Quotient curves of smooth plane curves with automorphisms
EN
Kodai Math. J. 33, No. 1, 164-172 (2010).
00261526
2010
j
14H51
plane curves; automorphisms; covering; quotient curves; linear system
Let \(C\) be a smooth plane curve over \({\mathbb C}\) of degree \(d\geq 4\) and suppose that \(\sigma\) is an automorphism of \(C\) of order \(n\geq 2\) with number of fixed points equal to \(f\). Then \(\sigma\) extends to an automorphism \(\tilde{\sigma}\) of \({\mathbb P}^2\) which can be represented by a \(3\times 3\) diagonal matrix with either two \(1\)'s on the diagonal (called a type 1 automorphism) or a single \(1\) on the diagonal (called a type 2 automorphism). In the paper under review, the authors determine some properties of the quotient curve \(B=C/\langle \sigma \rangle\), the automorphism \(\sigma\) and the degree \(d\) for type 1 and 2 automorphisms.
For type \(1\) automorphisms, the authors prove a number of extensive results which hold for any \(n\). For example, the authors show that \(d\equiv 0\) or \(1\mod{(n)}\) and moreover when \(d\equiv 0\mod{(n)}\) we have \(f=d\), and when \(d\equiv 1\mod{(n)}\), \(f=d+1\). Additionally they show that the quotient curve \(B\) is isomorphic to a curve of degree \(d\) in \({\mathbb P}^{n+1}\) attaining the largest geometric genus given by the Castelnuovo bound.
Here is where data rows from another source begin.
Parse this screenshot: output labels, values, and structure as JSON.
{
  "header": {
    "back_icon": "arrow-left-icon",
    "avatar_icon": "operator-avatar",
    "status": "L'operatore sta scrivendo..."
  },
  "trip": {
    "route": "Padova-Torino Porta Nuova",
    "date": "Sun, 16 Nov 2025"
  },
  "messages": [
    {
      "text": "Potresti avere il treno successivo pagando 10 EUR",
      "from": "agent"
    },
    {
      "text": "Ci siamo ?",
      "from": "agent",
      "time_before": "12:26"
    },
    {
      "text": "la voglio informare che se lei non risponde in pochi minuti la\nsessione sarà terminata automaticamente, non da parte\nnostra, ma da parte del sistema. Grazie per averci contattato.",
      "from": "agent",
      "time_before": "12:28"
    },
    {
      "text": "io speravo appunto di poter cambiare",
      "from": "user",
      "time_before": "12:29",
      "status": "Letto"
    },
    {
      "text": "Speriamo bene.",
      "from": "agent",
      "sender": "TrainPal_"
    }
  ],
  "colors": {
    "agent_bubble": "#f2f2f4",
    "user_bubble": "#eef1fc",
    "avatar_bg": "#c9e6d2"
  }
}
They also prove a converse statement. Specifically, given a curve \(B\) satisfying the properties derived, and integers \(n\geq 2\) and \(d\equiv 0\) or \(1\mod{(n)}\), there always exists a smooth plane curve \(C\) and an automorphism \(\sigma\) of order \(n\) of type 1 and a cyclic covering \(\pi : C\rightarrow B=C/\langle \sigma \rangle\).
For type 2 automorphisms, the authors are able to provide similar partial results in the special case that \(n=p\) a prime. Specifically, they show that either \(f=0\) and \(d\equiv 0\mod{(p})\), \(f=2\) and \(d\equiv 1\) or \(2\mod{(p})\), or \(f=3\) and \(d^2-3d+3\equiv 0\mod{(p})\) and \(p\equiv 1\mod{(6)}\) or \(p=3\). They finish by giving specific examples to show that each of these three cases occur.
Aaron Wootton (Portland)